(What you have to do) Output every record exactly, apart from its images.

(Element data from apps and pages)
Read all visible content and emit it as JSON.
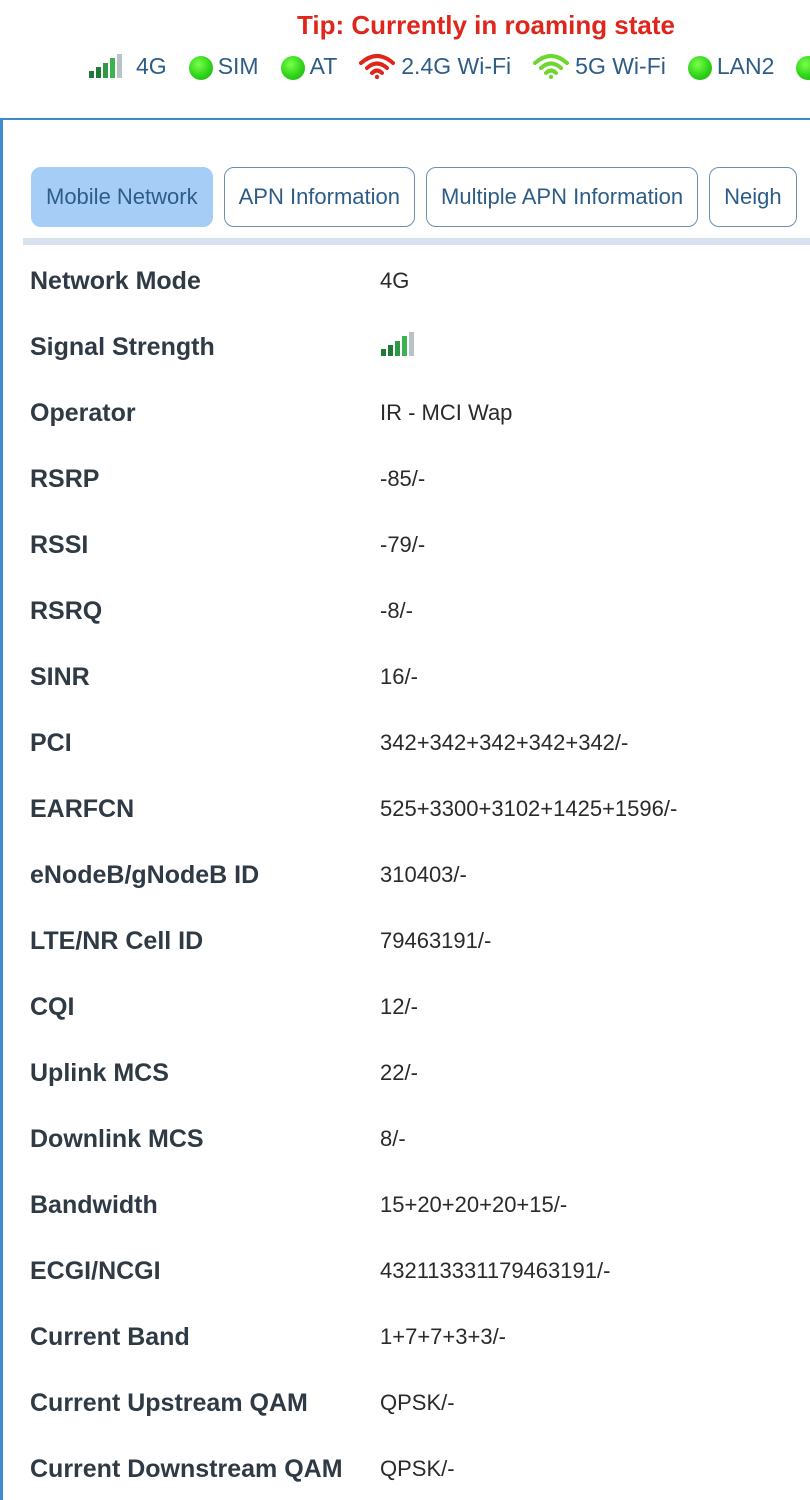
{
  "header": {
    "tip": "Tip: Currently in roaming state",
    "status_items": [
      {
        "icon": "signal-bars-icon",
        "label": "4G"
      },
      {
        "icon": "green-dot-icon",
        "label": "SIM"
      },
      {
        "icon": "green-dot-icon",
        "label": "AT"
      },
      {
        "icon": "wifi-icon",
        "label": "2.4G Wi-Fi",
        "color": "#e0251b"
      },
      {
        "icon": "wifi-icon",
        "label": "5G Wi-Fi",
        "color": "#6fd62f"
      },
      {
        "icon": "green-dot-icon",
        "label": "LAN2"
      }
    ]
  },
  "colors": {
    "accent": "#3e8bd1",
    "tip_red": "#e0251b",
    "status_green": "#2ed41a",
    "tab_active_bg": "#a6cdf5",
    "text_blue": "#2d5d87"
  },
  "tabs": [
    {
      "label": "Mobile Network",
      "active": true
    },
    {
      "label": "APN Information",
      "active": false
    },
    {
      "label": "Multiple APN Information",
      "active": false
    },
    {
      "label": "Neigh",
      "active": false
    }
  ],
  "info_rows": [
    {
      "label": "Network Mode",
      "value": "4G"
    },
    {
      "label": "Signal Strength",
      "value": "",
      "icon": "signal-bars-icon"
    },
    {
      "label": "Operator",
      "value": "IR - MCI Wap"
    },
    {
      "label": "RSRP",
      "value": "-85/-"
    },
    {
      "label": "RSSI",
      "value": "-79/-"
    },
    {
      "label": "RSRQ",
      "value": "-8/-"
    },
    {
      "label": "SINR",
      "value": "16/-"
    },
    {
      "label": "PCI",
      "value": "342+342+342+342+342/-"
    },
    {
      "label": "EARFCN",
      "value": "525+3300+3102+1425+1596/-"
    },
    {
      "label": "eNodeB/gNodeB ID",
      "value": "310403/-"
    },
    {
      "label": "LTE/NR Cell ID",
      "value": "79463191/-"
    },
    {
      "label": "CQI",
      "value": "12/-"
    },
    {
      "label": "Uplink MCS",
      "value": "22/-"
    },
    {
      "label": "Downlink MCS",
      "value": "8/-"
    },
    {
      "label": "Bandwidth",
      "value": "15+20+20+20+15/-"
    },
    {
      "label": "ECGI/NCGI",
      "value": "432113331179463191/-"
    },
    {
      "label": "Current Band",
      "value": "1+7+7+3+3/-"
    },
    {
      "label": "Current Upstream QAM",
      "value": "QPSK/-"
    },
    {
      "label": "Current Downstream QAM",
      "value": "QPSK/-"
    }
  ]
}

(Response to the exercise)
Read all visible content and emit it as JSON.
{
  "header": {
    "tip": "Tip: Currently in roaming state",
    "status_items": [
      {
        "icon": "signal-bars-icon",
        "label": "4G"
      },
      {
        "icon": "green-dot-icon",
        "label": "SIM"
      },
      {
        "icon": "green-dot-icon",
        "label": "AT"
      },
      {
        "icon": "wifi-icon",
        "label": "2.4G Wi-Fi",
        "color": "#e0251b"
      },
      {
        "icon": "wifi-icon",
        "label": "5G Wi-Fi",
        "color": "#6fd62f"
      },
      {
        "icon": "green-dot-icon",
        "label": "LAN2"
      }
    ]
  },
  "colors": {
    "accent": "#3e8bd1",
    "tip_red": "#e0251b",
    "status_green": "#2ed41a",
    "tab_active_bg": "#a6cdf5",
    "text_blue": "#2d5d87"
  },
  "tabs": [
    {
      "label": "Mobile Network",
      "active": true
    },
    {
      "label": "APN Information",
      "active": false
    },
    {
      "label": "Multiple APN Information",
      "active": false
    },
    {
      "label": "Neigh",
      "active": false
    }
  ],
  "info_rows": [
    {
      "label": "Network Mode",
      "value": "4G"
    },
    {
      "label": "Signal Strength",
      "value": "",
      "icon": "signal-bars-icon"
    },
    {
      "label": "Operator",
      "value": "IR - MCI Wap"
    },
    {
      "label": "RSRP",
      "value": "-85/-"
    },
    {
      "label": "RSSI",
      "value": "-79/-"
    },
    {
      "label": "RSRQ",
      "value": "-8/-"
    },
    {
      "label": "SINR",
      "value": "16/-"
    },
    {
      "label": "PCI",
      "value": "342+342+342+342+342/-"
    },
    {
      "label": "EARFCN",
      "value": "525+3300+3102+1425+1596/-"
    },
    {
      "label": "eNodeB/gNodeB ID",
      "value": "310403/-"
    },
    {
      "label": "LTE/NR Cell ID",
      "value": "79463191/-"
    },
    {
      "label": "CQI",
      "value": "12/-"
    },
    {
      "label": "Uplink MCS",
      "value": "22/-"
    },
    {
      "label": "Downlink MCS",
      "value": "8/-"
    },
    {
      "label": "Bandwidth",
      "value": "15+20+20+20+15/-"
    },
    {
      "label": "ECGI/NCGI",
      "value": "432113331179463191/-"
    },
    {
      "label": "Current Band",
      "value": "1+7+7+3+3/-"
    },
    {
      "label": "Current Upstream QAM",
      "value": "QPSK/-"
    },
    {
      "label": "Current Downstream QAM",
      "value": "QPSK/-"
    }
  ]
}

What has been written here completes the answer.